» **Exercise objective**:
Retype the whole listing, please, keeping every line exact and dropping the pictures.

» **Data listing**:
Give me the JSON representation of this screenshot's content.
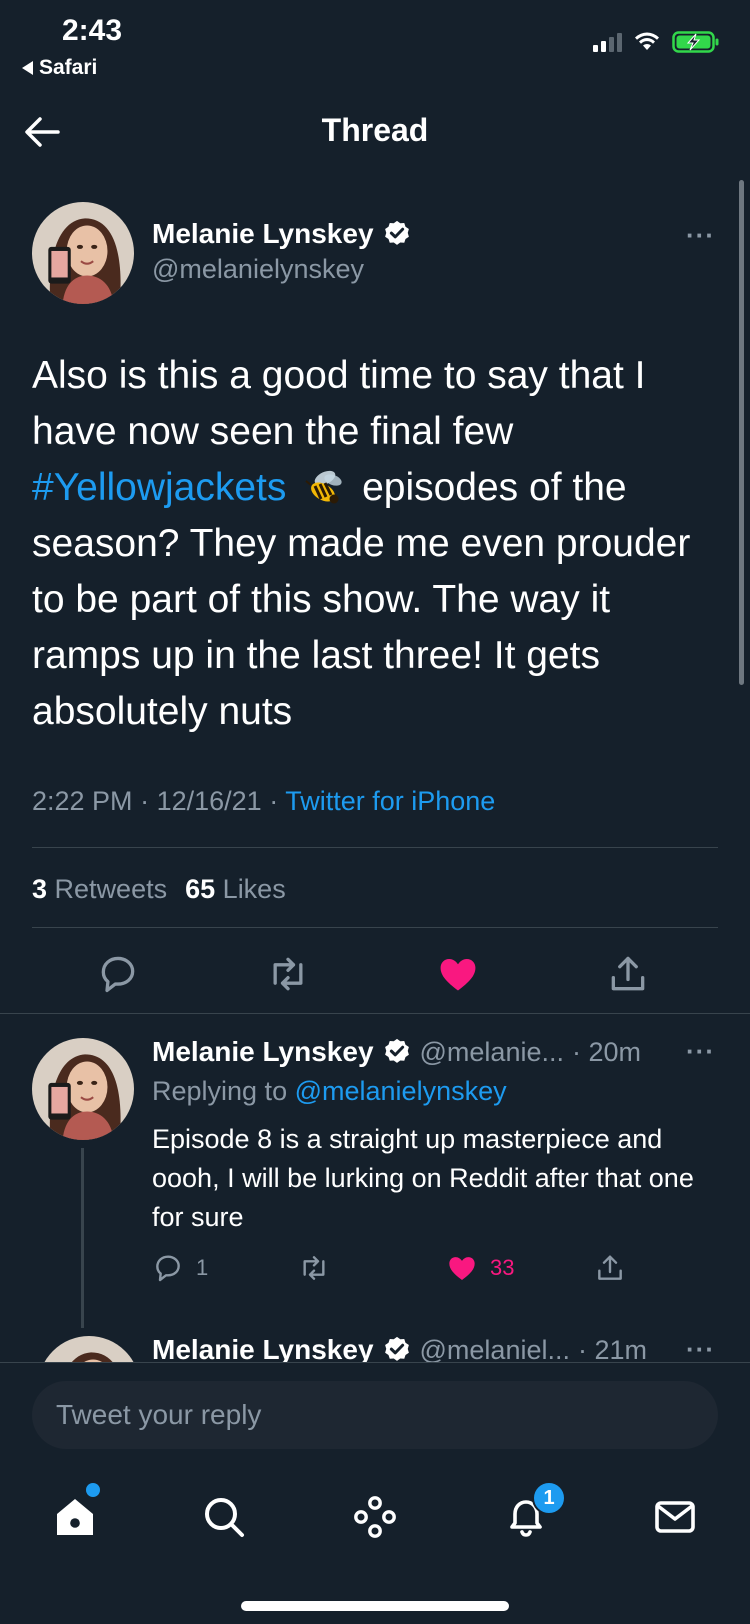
{
  "status_bar": {
    "time": "2:43",
    "back_app": "Safari"
  },
  "header": {
    "title": "Thread",
    "back_icon": "arrow-left-icon"
  },
  "main_tweet": {
    "author_name": "Melanie Lynskey",
    "handle": "@melanielynskey",
    "text_before_tag": "Also is this a good time to say that I have now seen the final few ",
    "hashtag": "#Yellowjackets",
    "hashtag_emoji": "bee-icon",
    "text_after_tag": " episodes of the season? They made me even prouder to be part of this show. The way it ramps up in the last three! It gets absolutely nuts",
    "time": "2:22 PM",
    "date": "12/16/21",
    "separator": "·",
    "source": "Twitter for iPhone",
    "retweets_count": "3",
    "retweets_label": "Retweets",
    "likes_count": "65",
    "likes_label": "Likes",
    "liked": true,
    "like_color": "#f91880"
  },
  "replies": [
    {
      "author_name": "Melanie Lynskey",
      "handle": "@melanie...",
      "age": "· 20m",
      "replying_to_label": "Replying to",
      "replying_to_handle": "@melanielynskey",
      "text": "Episode 8 is a straight up masterpiece and oooh, I will be lurking on Reddit after that one for sure",
      "reply_count": "1",
      "like_count": "33",
      "liked": true
    },
    {
      "author_name": "Melanie Lynskey",
      "handle": "@melaniel...",
      "age": "· 21m"
    }
  ],
  "composer": {
    "placeholder": "Tweet your reply"
  },
  "tab_bar": {
    "tabs": [
      "home-icon",
      "search-icon",
      "spaces-icon",
      "notifications-icon",
      "messages-icon"
    ],
    "notifications_badge": "1"
  },
  "more_label": "···",
  "colors": {
    "background": "#15202b",
    "accent": "#1d9bf0",
    "muted": "#8b98a5",
    "divider": "#38444d"
  }
}
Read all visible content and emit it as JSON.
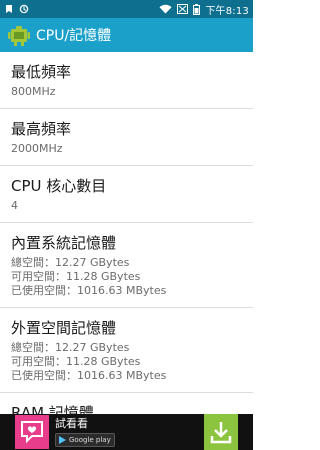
{
  "status_bar": {
    "time": "下午8:13",
    "left_icons": [
      "notification-icon",
      "sync-icon"
    ],
    "right_icons": [
      "wifi-icon",
      "no-signal-icon",
      "battery-icon"
    ]
  },
  "app_bar": {
    "title": "CPU/記憶體",
    "icon": "android-icon"
  },
  "items": [
    {
      "title": "最低頻率",
      "value": "800MHz"
    },
    {
      "title": "最高頻率",
      "value": "2000MHz"
    },
    {
      "title": "CPU 核心數目",
      "value": "4"
    },
    {
      "title": "內置系統記憶體",
      "lines": [
        "總空間：12.27 GBytes",
        "可用空間：11.28 GBytes",
        "已使用空間：1016.63 MBytes"
      ]
    },
    {
      "title": "外置空間記憶體",
      "lines": [
        "總空間：12.27 GBytes",
        "可用空間：11.28 GBytes",
        "已使用空間：1016.63 MBytes"
      ]
    },
    {
      "title": "RAM 記憶體"
    }
  ],
  "ad": {
    "title": "試看看",
    "store_label": "Google play"
  },
  "colors": {
    "status_bar": "#0f6f8e",
    "app_bar": "#1ba1c9",
    "ad_logo": "#e83d8b",
    "download": "#8cc43f"
  }
}
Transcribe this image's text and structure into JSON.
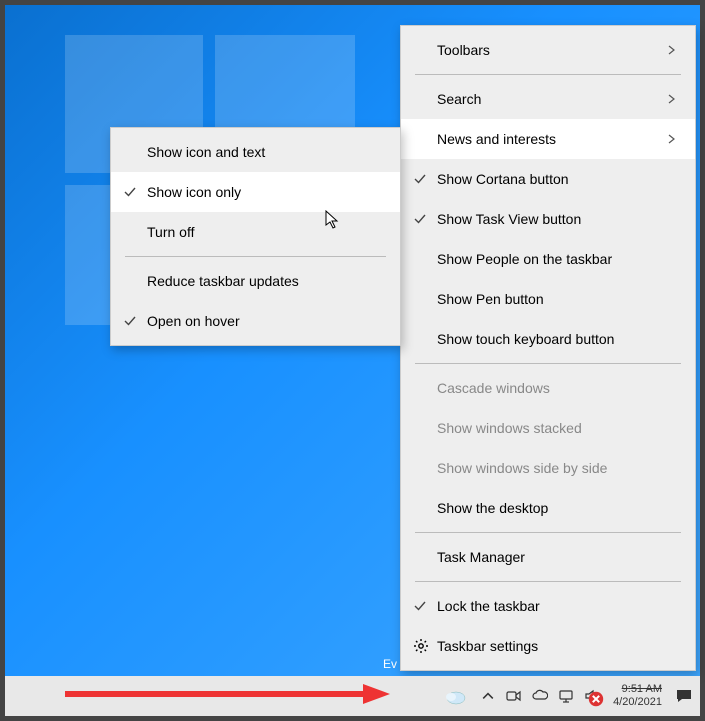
{
  "main_menu": {
    "toolbars": "Toolbars",
    "search": "Search",
    "news": "News and interests",
    "cortana": "Show Cortana button",
    "taskview": "Show Task View button",
    "people": "Show People on the taskbar",
    "pen": "Show Pen button",
    "touchkb": "Show touch keyboard button",
    "cascade": "Cascade windows",
    "stacked": "Show windows stacked",
    "sidebyside": "Show windows side by side",
    "desktop": "Show the desktop",
    "taskmgr": "Task Manager",
    "lock": "Lock the taskbar",
    "settings": "Taskbar settings"
  },
  "sub_menu": {
    "icon_text": "Show icon and text",
    "icon_only": "Show icon only",
    "off": "Turn off",
    "reduce": "Reduce taskbar updates",
    "hover": "Open on hover"
  },
  "taskbar": {
    "time": "9:51 AM",
    "date": "4/20/2021",
    "ev": "Ev"
  }
}
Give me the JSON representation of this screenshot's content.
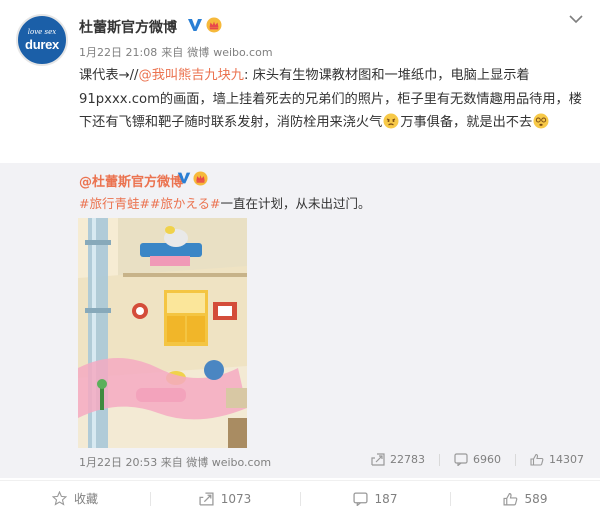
{
  "author": {
    "name": "杜蕾斯官方微博",
    "avatar_text_small": "love sex",
    "avatar_text_brand": "durex"
  },
  "meta": {
    "time": "1月22日 21:08",
    "source_prefix": "来自",
    "source_1": "微博",
    "source_2": "weibo.com"
  },
  "post": {
    "part1": "课代表→//",
    "mention": "@我叫熊吉九块九",
    "part2": ": 床头有生物课教材图和一堆纸巾，电脑上显示着91pxxx.com的画面，墙上挂着死去的兄弟们的照片，柜子里有无数情趣用品待用，楼下还有飞镖和靶子随时联系发射，消防栓用来浇火气",
    "part3": "万事俱备，就是出不去"
  },
  "repost": {
    "author": "@杜蕾斯官方微博",
    "tag1": "#旅行青蛙#",
    "tag2": "#旅かえる#",
    "text": "一直在计划，从未出过门。",
    "time": "1月22日 20:53",
    "source_prefix": "来自",
    "source_1": "微博",
    "source_2": "weibo.com",
    "shares": "22783",
    "comments": "6960",
    "likes": "14307"
  },
  "actions": {
    "favorite": "收藏",
    "forward": "1073",
    "comment": "187",
    "like": "589"
  },
  "colors": {
    "link": "#eb7350",
    "avatar_bg": "#1b5fa8",
    "repost_bg": "#f2f2f5",
    "muted": "#808080"
  }
}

» **Exercise answer**:
Give me the JSON representation of this screenshot's content.
{
  "status_bar": {
    "time": "2:43",
    "back_app": "Safari"
  },
  "header": {
    "title": "Thread",
    "back_icon": "arrow-left-icon"
  },
  "main_tweet": {
    "author_name": "Melanie Lynskey",
    "handle": "@melanielynskey",
    "text_before_tag": "Also is this a good time to say that I have now seen the final few ",
    "hashtag": "#Yellowjackets",
    "hashtag_emoji": "bee-icon",
    "text_after_tag": " episodes of the season? They made me even prouder to be part of this show. The way it ramps up in the last three! It gets absolutely nuts",
    "time": "2:22 PM",
    "date": "12/16/21",
    "separator": "·",
    "source": "Twitter for iPhone",
    "retweets_count": "3",
    "retweets_label": "Retweets",
    "likes_count": "65",
    "likes_label": "Likes",
    "liked": true,
    "like_color": "#f91880"
  },
  "replies": [
    {
      "author_name": "Melanie Lynskey",
      "handle": "@melanie...",
      "age": "· 20m",
      "replying_to_label": "Replying to",
      "replying_to_handle": "@melanielynskey",
      "text": "Episode 8 is a straight up masterpiece and oooh, I will be lurking on Reddit after that one for sure",
      "reply_count": "1",
      "like_count": "33",
      "liked": true
    },
    {
      "author_name": "Melanie Lynskey",
      "handle": "@melaniel...",
      "age": "· 21m"
    }
  ],
  "composer": {
    "placeholder": "Tweet your reply"
  },
  "tab_bar": {
    "tabs": [
      "home-icon",
      "search-icon",
      "spaces-icon",
      "notifications-icon",
      "messages-icon"
    ],
    "notifications_badge": "1"
  },
  "more_label": "···",
  "colors": {
    "background": "#15202b",
    "accent": "#1d9bf0",
    "muted": "#8b98a5",
    "divider": "#38444d"
  }
}
Read all visible content and emit it as JSON.
{
  "status_bar": {
    "time": "下午8:13",
    "left_icons": [
      "notification-icon",
      "sync-icon"
    ],
    "right_icons": [
      "wifi-icon",
      "no-signal-icon",
      "battery-icon"
    ]
  },
  "app_bar": {
    "title": "CPU/記憶體",
    "icon": "android-icon"
  },
  "items": [
    {
      "title": "最低頻率",
      "value": "800MHz"
    },
    {
      "title": "最高頻率",
      "value": "2000MHz"
    },
    {
      "title": "CPU 核心數目",
      "value": "4"
    },
    {
      "title": "內置系統記憶體",
      "lines": [
        "總空間：12.27 GBytes",
        "可用空間：11.28 GBytes",
        "已使用空間：1016.63 MBytes"
      ]
    },
    {
      "title": "外置空間記憶體",
      "lines": [
        "總空間：12.27 GBytes",
        "可用空間：11.28 GBytes",
        "已使用空間：1016.63 MBytes"
      ]
    },
    {
      "title": "RAM 記憶體"
    }
  ],
  "ad": {
    "title": "試看看",
    "store_label": "Google play"
  },
  "colors": {
    "status_bar": "#0f6f8e",
    "app_bar": "#1ba1c9",
    "ad_logo": "#e83d8b",
    "download": "#8cc43f"
  }
}
Transcribe this image's text and structure into JSON.
{
  "main_menu": {
    "toolbars": "Toolbars",
    "search": "Search",
    "news": "News and interests",
    "cortana": "Show Cortana button",
    "taskview": "Show Task View button",
    "people": "Show People on the taskbar",
    "pen": "Show Pen button",
    "touchkb": "Show touch keyboard button",
    "cascade": "Cascade windows",
    "stacked": "Show windows stacked",
    "sidebyside": "Show windows side by side",
    "desktop": "Show the desktop",
    "taskmgr": "Task Manager",
    "lock": "Lock the taskbar",
    "settings": "Taskbar settings"
  },
  "sub_menu": {
    "icon_text": "Show icon and text",
    "icon_only": "Show icon only",
    "off": "Turn off",
    "reduce": "Reduce taskbar updates",
    "hover": "Open on hover"
  },
  "taskbar": {
    "time": "9:51 AM",
    "date": "4/20/2021",
    "ev": "Ev"
  }
}
Give me the JSON representation of this screenshot's content.
{
  "author": {
    "name": "杜蕾斯官方微博",
    "avatar_text_small": "love sex",
    "avatar_text_brand": "durex"
  },
  "meta": {
    "time": "1月22日 21:08",
    "source_prefix": "来自",
    "source_1": "微博",
    "source_2": "weibo.com"
  },
  "post": {
    "part1": "课代表→//",
    "mention": "@我叫熊吉九块九",
    "part2": ": 床头有生物课教材图和一堆纸巾，电脑上显示着91pxxx.com的画面，墙上挂着死去的兄弟们的照片，柜子里有无数情趣用品待用，楼下还有飞镖和靶子随时联系发射，消防栓用来浇火气",
    "part3": "万事俱备，就是出不去"
  },
  "repost": {
    "author": "@杜蕾斯官方微博",
    "tag1": "#旅行青蛙#",
    "tag2": "#旅かえる#",
    "text": "一直在计划，从未出过门。",
    "time": "1月22日 20:53",
    "source_prefix": "来自",
    "source_1": "微博",
    "source_2": "weibo.com",
    "shares": "22783",
    "comments": "6960",
    "likes": "14307"
  },
  "actions": {
    "favorite": "收藏",
    "forward": "1073",
    "comment": "187",
    "like": "589"
  },
  "colors": {
    "link": "#eb7350",
    "avatar_bg": "#1b5fa8",
    "repost_bg": "#f2f2f5",
    "muted": "#808080"
  }
}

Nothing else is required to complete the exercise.